Oculus Best Practices Article: https://developer3.oculus.com/documentation/intro-vr/latest/concepts/bp_intro/
User Interface (UI) in VR, as outlined in the Introduction to Best Practices documentation, should fit within the middle third of the player’s viewing area and should be examinable by the player through head movements without requiring the player to swivel their eyes in their sockets (Oculus, 2016). Developers should also aim to integrate the interface elements into the game as ‘intuitive and immersive parts of the 3D world’ (Oculus, 2016).
Erik Fagerhold and Magnus Lorentzon discuss terms for different types of user interfaces in video games depending on how they were ‘linked to the narrative and game geometry’ (Stonehouse, 2014). The terms, Diegetic, Meta, Spatial, and Non-Diegetic, each interact with the fiction of the video game in a different manner (Stonehouse, 2014).
Diegetic UI elements exist within the fiction and geometry of the game and can be interacted with through ‘visual, audible of haptic means’ (Stonehouse, 2014).
Meta UI elements, while maintaining the game’s narrative, do not fit within the geometry of the game but sit on a separate 2D plane (Stonehouse, 2014). An example of a Meta elements can be seen within the Call of Duty series where blood splatter on the screen is used to indicate the players level of health (Fagerholt and Lorentzon, 2009).
Spatial UI elements exist when there is a need to ‘break the narrative in order to provide more information to the player’ (Stonehouse, 2014). When these elements are made to work with the geometry of the game’s environment as well as maintain the level of fiction, the player can still maintain their immersion within the game (Stonehouse, 2014). Examples include Splinter Cell: Conviction where the spatial elements are in the form of projections onto objects within the game world, and Forza 4 where information and details of the game are overlayed onto objects which aid in further establishing Forza’s art direction.
Splinter Cell: Conviction http://i.imgur.com/W6sJ3PA.jpg
Forza Motorsport 4: http://www.thewanderlust.net/blog/wp-content/uploads/2010/03/forza4.jpg
Non-Diegetic UI are used when the use of diegetic, meta, and spatial elements would break the ‘seamlessness, consistency or legibly of the UI element’ (Stonehouse, 2014).
While creating games for VR, integrating user interfaces in the game world ensures that the players do not become confused as to where the interfaces are coming from (Kristiansen, 2015). Spatial user interface elements would decrease the risk of motion sickness in players, while maintaining an immersive environment for the player.
Fagerholt, E. and Lorentzon, M. (2009) Beyond the HUD – User Interfaces for Increased Player Immersion in FPS Games. Göteborg : Chalmers University of Technology

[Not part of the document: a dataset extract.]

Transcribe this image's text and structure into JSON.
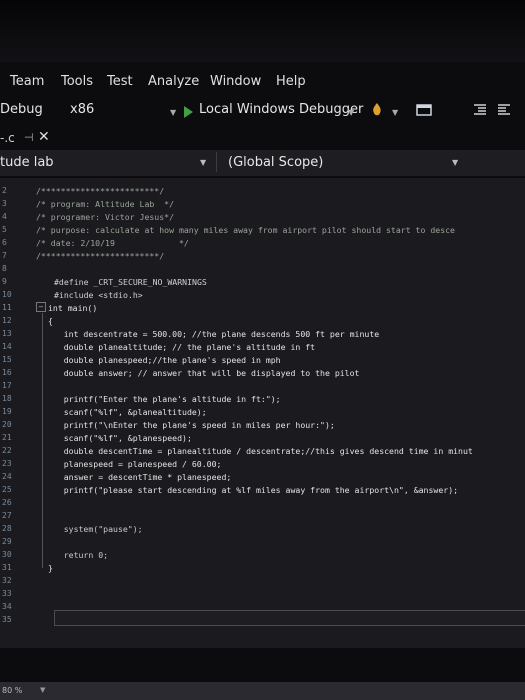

Kristiansen, J.K. (2015) How to create good UI for VR games. Available at: http://nordicgamebits.com/2015/06/02/how-to-create-good-ui-for-vr-games/ (Accessed: 27 November 2016).
Oculus (2016) Introduction to Best Practices. Available at: https://developer3.oculus.com/documentation/intro-vr/latest/concepts/bp_intro/ (Accessed: 26 November 2016).
Stonehouse, A. (2014) User interface design in video games. Available at: http://www.gamasutra.com/blogs/AnthonyStonehouse/20140227/211823/User_interface_design_in_video_games.php (Accessed: 26 November 2016).